Fibromyalgia mostly affects women. In the United States alone, it affects 5 million adults according to the stats in 2005. Globally, it affects 10% – 55% of the adult population according to the Current Pains and Headaches Reports in 2013. Fibromyalgia is painful. The NIH defined fibromyalgia as;
Fibromyalgia syndrome is a common and chronic disorder characterized by widespread pain, diffuse tenderness, and a number of other symptoms. The word “fibromyalgia” comes from the Latin term for fibrous tissue (fibro) and the Greek ones for muscle (myo) and pain (algia).
Quick Overview On Fibromyalgia
How Mindfulness Improved Fibromyalgia?
We’ve learned in the past that mindfulness has a positive impact on pain.

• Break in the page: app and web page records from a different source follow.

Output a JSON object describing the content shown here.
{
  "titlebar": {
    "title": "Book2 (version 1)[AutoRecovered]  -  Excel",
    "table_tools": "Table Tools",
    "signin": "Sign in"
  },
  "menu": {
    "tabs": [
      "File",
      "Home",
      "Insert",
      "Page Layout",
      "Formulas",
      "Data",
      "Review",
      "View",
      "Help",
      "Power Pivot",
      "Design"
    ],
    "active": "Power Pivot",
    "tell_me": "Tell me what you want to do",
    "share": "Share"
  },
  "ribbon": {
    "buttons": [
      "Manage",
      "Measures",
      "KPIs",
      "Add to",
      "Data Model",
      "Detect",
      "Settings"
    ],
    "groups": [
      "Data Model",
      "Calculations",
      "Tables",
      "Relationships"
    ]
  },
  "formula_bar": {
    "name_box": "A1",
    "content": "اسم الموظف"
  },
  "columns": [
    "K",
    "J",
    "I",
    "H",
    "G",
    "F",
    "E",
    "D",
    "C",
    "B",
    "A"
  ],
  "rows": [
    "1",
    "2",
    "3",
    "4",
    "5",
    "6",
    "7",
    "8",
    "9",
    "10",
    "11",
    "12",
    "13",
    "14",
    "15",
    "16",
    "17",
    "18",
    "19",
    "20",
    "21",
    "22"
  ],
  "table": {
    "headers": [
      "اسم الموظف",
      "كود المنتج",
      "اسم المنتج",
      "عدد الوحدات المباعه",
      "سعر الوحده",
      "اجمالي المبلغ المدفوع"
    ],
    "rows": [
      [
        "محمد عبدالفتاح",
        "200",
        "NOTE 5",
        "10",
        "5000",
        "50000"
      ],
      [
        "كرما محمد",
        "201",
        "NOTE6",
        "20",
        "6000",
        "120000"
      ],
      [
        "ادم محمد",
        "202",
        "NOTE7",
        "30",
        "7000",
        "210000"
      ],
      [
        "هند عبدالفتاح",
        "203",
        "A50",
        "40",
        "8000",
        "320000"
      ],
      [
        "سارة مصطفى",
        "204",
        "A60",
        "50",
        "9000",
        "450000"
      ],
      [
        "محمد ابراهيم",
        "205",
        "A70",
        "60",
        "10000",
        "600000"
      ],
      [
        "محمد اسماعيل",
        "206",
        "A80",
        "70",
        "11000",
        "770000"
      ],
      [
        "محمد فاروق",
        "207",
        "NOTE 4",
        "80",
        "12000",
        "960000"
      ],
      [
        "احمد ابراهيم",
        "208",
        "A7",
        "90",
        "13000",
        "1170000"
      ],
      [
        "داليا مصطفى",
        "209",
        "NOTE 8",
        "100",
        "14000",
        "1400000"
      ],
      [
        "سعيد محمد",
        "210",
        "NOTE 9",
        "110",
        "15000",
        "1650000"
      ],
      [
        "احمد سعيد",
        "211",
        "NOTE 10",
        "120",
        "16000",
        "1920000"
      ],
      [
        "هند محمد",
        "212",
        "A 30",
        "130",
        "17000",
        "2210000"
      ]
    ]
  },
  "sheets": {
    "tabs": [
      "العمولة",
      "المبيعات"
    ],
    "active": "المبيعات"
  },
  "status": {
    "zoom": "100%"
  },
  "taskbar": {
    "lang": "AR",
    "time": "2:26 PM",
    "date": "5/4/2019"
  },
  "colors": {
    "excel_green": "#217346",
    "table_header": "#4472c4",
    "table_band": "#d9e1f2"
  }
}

In one study conducted by researchers at De Montfort University Leicester’s School of Nursing and Midwifery found that mindfulness is helping people who suffered from long-term medical conditions like fibromyalgia, PD(Parkinson’s Disease), cancer, MS(multiple sclerosis), depression and anxiety. The results they get are far better than those who do not practice mindfulness.
When interviewed by the researchers, the participants said that the key factors for mindfulness to have such a positive impact on pain is due to kindness and compassion. One of the participants in the study said this during an interview;
It’s just made me happy, it’s made me want to live and embrace life. I’ve realized that wallowing on my condition won’t help and I don’t think I would have got there without meditation.
The key to reaping and enjoying the benefits in the long-term is a regular practice. The more often you practice it, the better you become at doing it.
When time comes you need it, it’s easy to put what you’ve been practicing into a useful tool whether it be for pain or overcoming stress and anxiety.